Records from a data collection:
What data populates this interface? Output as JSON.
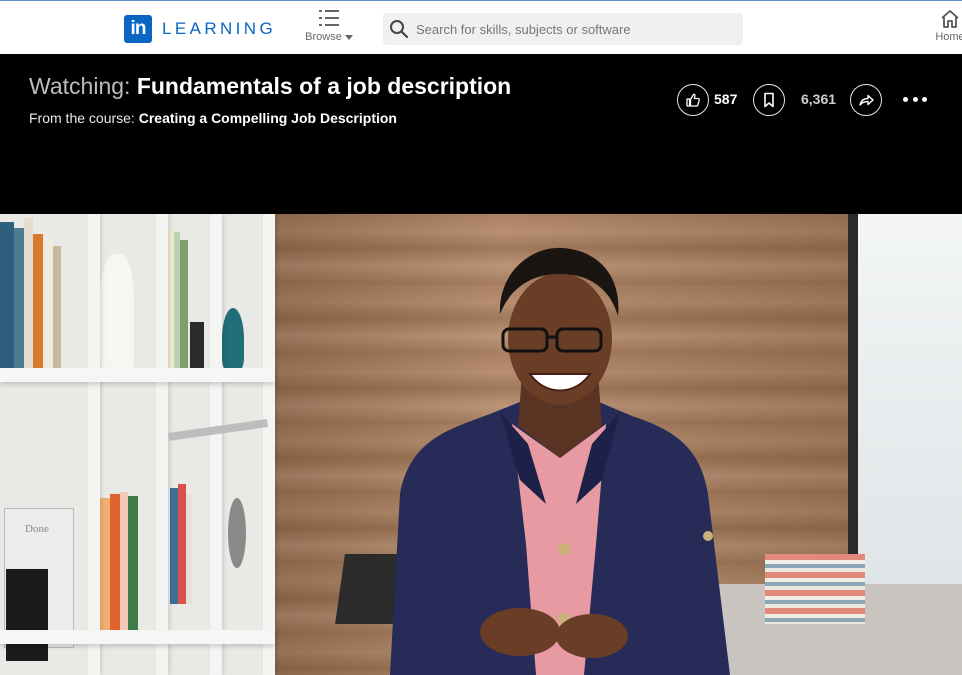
{
  "nav": {
    "brand_label": "LEARNING",
    "logo_text": "in",
    "browse_label": "Browse",
    "search_placeholder": "Search for skills, subjects or software",
    "home_label": "Home",
    "colors": {
      "brand": "#0a66c2"
    },
    "icons": {
      "browse": "list-icon",
      "search": "search-icon",
      "home": "home-icon"
    }
  },
  "header": {
    "watching_prefix": "Watching:",
    "video_title": "Fundamentals of a job description",
    "course_prefix": "From the course:",
    "course_title": "Creating a Compelling Job Description",
    "like_count": "587",
    "save_count": "6,361",
    "icons": {
      "like": "thumbs-up-icon",
      "save": "bookmark-icon",
      "share": "share-icon",
      "more": "more-options-icon"
    }
  },
  "video": {
    "shelf_book_text": "Done"
  }
}
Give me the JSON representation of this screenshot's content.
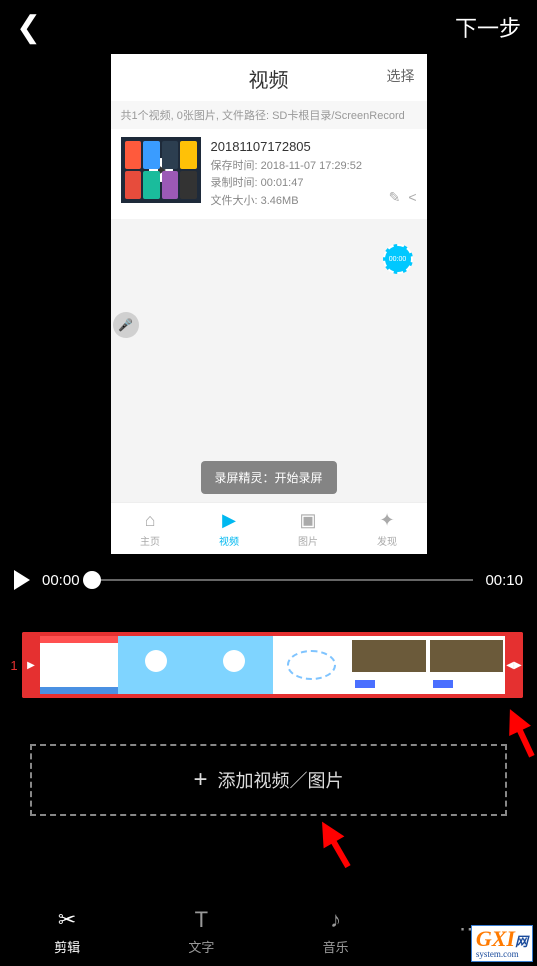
{
  "topbar": {
    "next": "下一步"
  },
  "preview": {
    "title": "视频",
    "select": "选择",
    "subtitle": "共1个视频, 0张图片, 文件路径: SD卡根目录/ScreenRecord",
    "video": {
      "name": "20181107172805",
      "save_time_label": "保存时间:",
      "save_time": "2018-11-07 17:29:52",
      "rec_time_label": "录制时间:",
      "rec_time": "00:01:47",
      "size_label": "文件大小:",
      "size": "3.46MB"
    },
    "timer": "00:00",
    "toast": "录屏精灵：开始录屏",
    "tabs": [
      "主页",
      "视频",
      "图片",
      "发现"
    ]
  },
  "playback": {
    "current": "00:00",
    "total": "00:10"
  },
  "timeline": {
    "track_number": "1"
  },
  "add_box": {
    "label": "添加视频／图片"
  },
  "bottom_tabs": {
    "items": [
      {
        "label": "剪辑"
      },
      {
        "label": "文字"
      },
      {
        "label": "音乐"
      },
      {
        "label": ""
      }
    ]
  },
  "watermark": {
    "brand": "GXI",
    "suffix": "网",
    "sub": "system.com"
  }
}
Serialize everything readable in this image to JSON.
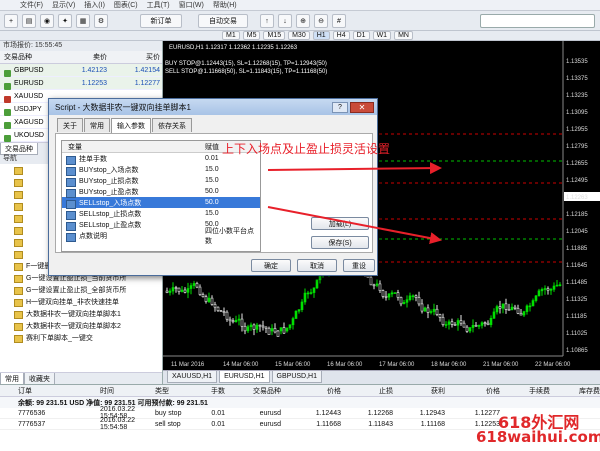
{
  "menu": [
    "文件(F)",
    "显示(V)",
    "插入(I)",
    "图表(C)",
    "工具(T)",
    "窗口(W)",
    "帮助(H)"
  ],
  "toolbar": {
    "new_order": "新订单",
    "auto_trading": "自动交易",
    "timeframes": [
      "M1",
      "M5",
      "M15",
      "M30",
      "H1",
      "H4",
      "D1",
      "W1",
      "MN"
    ]
  },
  "market_watch": {
    "title": "市场报价: 15:55:45",
    "headers": [
      "交易品种",
      "卖价",
      "买价"
    ],
    "rows": [
      {
        "symbol": "GBPUSD",
        "bid": "1.42123",
        "ask": "1.42154",
        "color": "green"
      },
      {
        "symbol": "EURUSD",
        "bid": "1.12253",
        "ask": "1.12277",
        "color": "green"
      },
      {
        "symbol": "XAUUSD",
        "bid": "",
        "ask": "",
        "color": "red"
      },
      {
        "symbol": "USDJPY",
        "bid": "",
        "ask": "",
        "color": "green"
      },
      {
        "symbol": "XAGUSD",
        "bid": "",
        "ask": "",
        "color": "green"
      },
      {
        "symbol": "UKOUSD",
        "bid": "",
        "ask": "",
        "color": "green"
      }
    ],
    "tab": "交易品种"
  },
  "navigator": {
    "title": "导航",
    "items": [
      "F一键删单包括持仓单及挂单",
      "G一键设置止盈止损_当前货币所",
      "G一键设置止盈止损_全部货币所",
      "H一键双向挂单_非农快速挂单",
      "大数据非农一键双向挂单脚本1",
      "大数据非农一键双向挂单脚本2",
      "赛利下单脚本_一键交"
    ],
    "tabs": [
      "常用",
      "收藏夹"
    ]
  },
  "chart": {
    "title": "EURUSD,H1 1.12317 1.12362 1.12235 1.12263",
    "line1": "BUY STOP@1.12443(15), SL=1.12268(15), TP=1.12943(50)",
    "line2": "SELL STOP@1.11668(50), SL=1.11843(15), TP=1.11168(50)",
    "price_labels": [
      "1.13535",
      "1.13375",
      "1.13235",
      "1.13095",
      "1.12955",
      "1.12795",
      "1.12655",
      "1.12495",
      "1.12263",
      "1.12185",
      "1.12045",
      "1.11885",
      "1.11645",
      "1.11485",
      "1.11325",
      "1.11185",
      "1.11025",
      "1.10865"
    ],
    "current_price": "1.12263",
    "time_labels": [
      "11 Mar 2016",
      "14 Mar 06:00",
      "15 Mar 06:00",
      "16 Mar 06:00",
      "17 Mar 06:00",
      "18 Mar 06:00",
      "21 Mar 06:00",
      "22 Mar 06:00"
    ],
    "tabs": [
      "XAUUSD,H1",
      "EURUSD,H1",
      "GBPUSD,H1"
    ]
  },
  "dialog": {
    "title": "Script - 大数据非农一键双向挂单脚本1",
    "question": "?",
    "close": "✕",
    "tabs": [
      "关于",
      "常用",
      "输入参数",
      "依存关系"
    ],
    "headers": [
      "变量",
      "赋值"
    ],
    "params": [
      {
        "name": "挂单手数",
        "value": "0.01"
      },
      {
        "name": "BUYstop_入场点数",
        "value": "15.0"
      },
      {
        "name": "BUYstop_止损点数",
        "value": "15.0"
      },
      {
        "name": "BUYstop_止盈点数",
        "value": "50.0"
      },
      {
        "name": "SELLstop_入场点数",
        "value": "50.0"
      },
      {
        "name": "SELLstop_止损点数",
        "value": "15.0"
      },
      {
        "name": "SELLstop_止盈点数",
        "value": "50.0"
      },
      {
        "name": "点数说明",
        "value": "四位小数平台点数"
      }
    ],
    "load": "加载(L)",
    "save": "保存(S)",
    "ok": "确定",
    "cancel": "取消",
    "reset": "重设"
  },
  "annotation": "上下入场点及止盈止损灵活设置",
  "terminal": {
    "headers": [
      "订单",
      "时间",
      "类型",
      "手数",
      "交易品种",
      "价格",
      "止损",
      "获利",
      "价格",
      "手续费",
      "库存费"
    ],
    "balance": "余额: 99 231.51 USD  净值: 99 231.51  可用预付款: 99 231.51",
    "rows": [
      {
        "order": "7776536",
        "time": "2016.03.22 15:54:58",
        "type": "buy stop",
        "lots": "0.01",
        "symbol": "eurusd",
        "price": "1.12443",
        "sl": "1.12268",
        "tp": "1.12943",
        "cur": "1.12277"
      },
      {
        "order": "7776537",
        "time": "2016.03.22 15:54:58",
        "type": "sell stop",
        "lots": "0.01",
        "symbol": "eurusd",
        "price": "1.11668",
        "sl": "1.11843",
        "tp": "1.11168",
        "cur": "1.12253"
      }
    ]
  },
  "watermark": {
    "line1": "618外汇网",
    "line2": "618waihui.com"
  }
}
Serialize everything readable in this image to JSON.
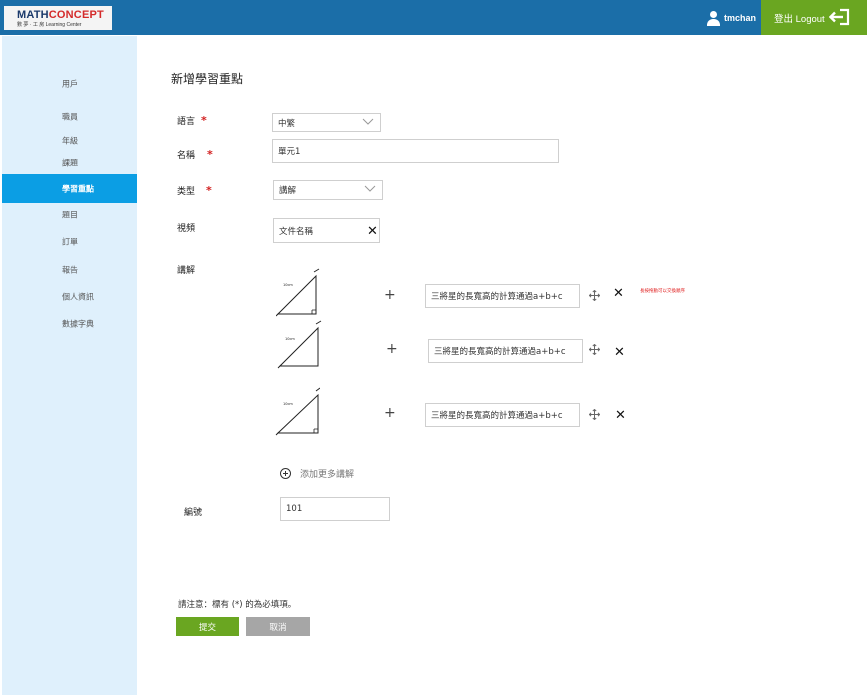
{
  "header": {
    "logo_main_1": "MATH",
    "logo_main_2": "CONCEPT",
    "logo_sub": "數 夢 · 工 房  Learning Center",
    "username": "tmchan",
    "logout_label": "登出 Logout"
  },
  "sidebar": {
    "items": [
      {
        "label": "用戶",
        "active": false
      },
      {
        "label": "職員",
        "active": false
      },
      {
        "label": "年級",
        "active": false
      },
      {
        "label": "課題",
        "active": false
      },
      {
        "label": "學習重點",
        "active": true
      },
      {
        "label": "題目",
        "active": false
      },
      {
        "label": "訂單",
        "active": false
      },
      {
        "label": "報告",
        "active": false
      },
      {
        "label": "個人資訊",
        "active": false
      },
      {
        "label": "數據字典",
        "active": false
      }
    ]
  },
  "main": {
    "title": "新增學習重點",
    "fields": {
      "language": {
        "label": "語言",
        "required": "*",
        "value": "中繁"
      },
      "name": {
        "label": "名稱",
        "required": "*",
        "value": "單元1"
      },
      "type": {
        "label": "类型",
        "required": "*",
        "value": "講解"
      },
      "video": {
        "label": "視頻",
        "value": "文件名稱"
      },
      "explanation": {
        "label": "講解",
        "rows": [
          {
            "triangle_label": "10cm",
            "text": "三將星的長寬高的計算通過a+b+c"
          },
          {
            "triangle_label": "10cm",
            "text": "三將星的長寬高的計算通過a+b+c"
          },
          {
            "triangle_label": "10cm",
            "text": "三將星的長寬高的計算通過a+b+c"
          }
        ],
        "drag_hint": "長按拖動可以交換順序",
        "add_more_label": "添加更多講解"
      },
      "number": {
        "label": "編號",
        "value": "101"
      }
    },
    "note": "請注意：標有 (*) 的為必填項。",
    "submit_label": "提交",
    "cancel_label": "取消"
  },
  "colors": {
    "header_bg": "#1b6ea8",
    "logout_bg": "#6aa621",
    "sidebar_bg": "#dff0fc",
    "sidebar_active": "#0b9ee4",
    "required": "#d21f1f",
    "cancel_bg": "#a6a6a6"
  }
}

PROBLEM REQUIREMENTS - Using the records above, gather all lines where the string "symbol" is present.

COMPLETED TASK -
        "symbol": "GBPUSD",
        "symbol": "EURUSD",
        "symbol": "XAUUSD",
        "symbol": "USDJPY",
        "symbol": "XAGUSD",
        "symbol": "UKOUSD",
        "symbol": "eurusd",
        "symbol": "eurusd",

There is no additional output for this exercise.